- Create settings, character and plot
- Describe settings, characters and atmosphere. Integrate dialogue to convey character and advance the action
- Read aloud what they have written with appropriate intonation to make the meaning clear
- Identify the audience for and purpose of the writing, selecting appropriate form and using other similar writing as models for their own
- Note and develop initial ideas, drawing on reading and research where necessary
- In writing narratives, consider how authors have developed characters and settings in what pupils have read, listened to or seen performed
Wild Literacy also covers some of the requirements for Spoken Language and Reading. These are listed below with examples of where Wild Literacy activities touch on these areas.
Pupils should be taught to:
- Articulate and justify answers, arguments and opinions
- Consider and evaluate different viewpoints, attending to and building on contributions of others
There are several critical thinking activities within this resource that help children to recognise, think through and discuss their own and others’ points of view. You can encourage them to discuss this with you and others, reach a considered opinion of their own and be able to communicate their thoughts either through discussion or written pieces.
- Participate in discussions, presentations, performances, role-play, improvisation and debates
- Select and use appropriate registers for effective communication
There are activities in this resource that give the opportunity to present ideas in different formats including reading a news report, making an episode of Great British Bake Off and Horrible Histories and making a mini audiobook. These types of activity allow your child the chance to try different types of communicating and performance as well as build confidence in presenting their information, point of view and ideas.
Pupils should be taught to:
- Develop pleasure in reading, motivation to read, vocabulary and understanding by:
- Being encouraged to link what read or hear read to their own experiences
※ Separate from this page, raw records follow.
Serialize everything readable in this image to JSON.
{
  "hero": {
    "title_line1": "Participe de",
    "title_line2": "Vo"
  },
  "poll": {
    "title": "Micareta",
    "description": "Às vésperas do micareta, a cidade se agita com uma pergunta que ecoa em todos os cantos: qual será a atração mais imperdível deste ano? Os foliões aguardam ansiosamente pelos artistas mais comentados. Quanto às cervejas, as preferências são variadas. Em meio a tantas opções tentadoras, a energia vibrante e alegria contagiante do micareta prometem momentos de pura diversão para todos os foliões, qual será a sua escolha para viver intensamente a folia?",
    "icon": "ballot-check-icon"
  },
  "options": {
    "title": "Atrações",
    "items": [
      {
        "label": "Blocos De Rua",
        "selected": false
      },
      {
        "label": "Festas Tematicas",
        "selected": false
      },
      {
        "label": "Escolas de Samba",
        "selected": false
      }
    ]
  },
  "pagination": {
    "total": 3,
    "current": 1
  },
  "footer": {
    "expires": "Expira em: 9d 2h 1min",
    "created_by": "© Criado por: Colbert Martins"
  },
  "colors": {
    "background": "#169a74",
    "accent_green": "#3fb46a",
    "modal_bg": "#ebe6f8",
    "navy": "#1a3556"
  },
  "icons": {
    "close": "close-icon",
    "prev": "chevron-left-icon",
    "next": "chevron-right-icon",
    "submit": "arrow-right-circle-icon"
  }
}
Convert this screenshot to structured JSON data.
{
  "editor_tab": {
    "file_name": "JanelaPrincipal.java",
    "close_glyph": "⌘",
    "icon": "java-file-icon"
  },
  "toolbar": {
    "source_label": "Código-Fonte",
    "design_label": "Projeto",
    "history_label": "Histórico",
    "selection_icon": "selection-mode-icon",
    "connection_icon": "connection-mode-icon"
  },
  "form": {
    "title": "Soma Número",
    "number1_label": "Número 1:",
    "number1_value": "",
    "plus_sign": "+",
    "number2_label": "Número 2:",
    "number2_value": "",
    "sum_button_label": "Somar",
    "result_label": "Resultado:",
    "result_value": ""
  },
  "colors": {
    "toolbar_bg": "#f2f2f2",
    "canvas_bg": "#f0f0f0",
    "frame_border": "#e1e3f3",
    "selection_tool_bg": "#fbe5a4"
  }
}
- Becoming very familiar with key stories, fairy stories and traditional tales, retelling them and considering their particular characteristics
- Increase familiarity with wide range of books including myths, legends and traditional stories, modern fiction, fiction from our own literary heritage, and books from other cultures and traditions.
In this resource there are lots of different types of stories to use as inspiration for creative writing. Children will engage with stories from the UK and around the world, from ancient legend and traditional tales (such as fables and fairy stories and tales from Russia and the Caribbean) through to modern stories (such as Harry Potter and David Walliams’ books). Activities provide opportunity to think about their characteristics and how they might relate to our own experiences and ideas.
- Read and discuss wide range of fiction, poetry, plays, non-fiction and reference books
Lots of activities in this resource encourage children to go fact-finding and motivate them to look through non-fiction and reference books as well as online texts to find information. These can be from historical events, biographies of famous people or to find a recipe or game rules. There is also a section full of tips to help your child read more stories in the Creative Writing section of Wild Literacy. Here you will find lots of different ideas to help different children read more and to enjoy reading.
- Explain and discuss their understanding of what they have read and provide reasoned justifications for their views
Critical thinking activities help children to think about their view on a subject or book and to discuss and share their views in a reasoned way.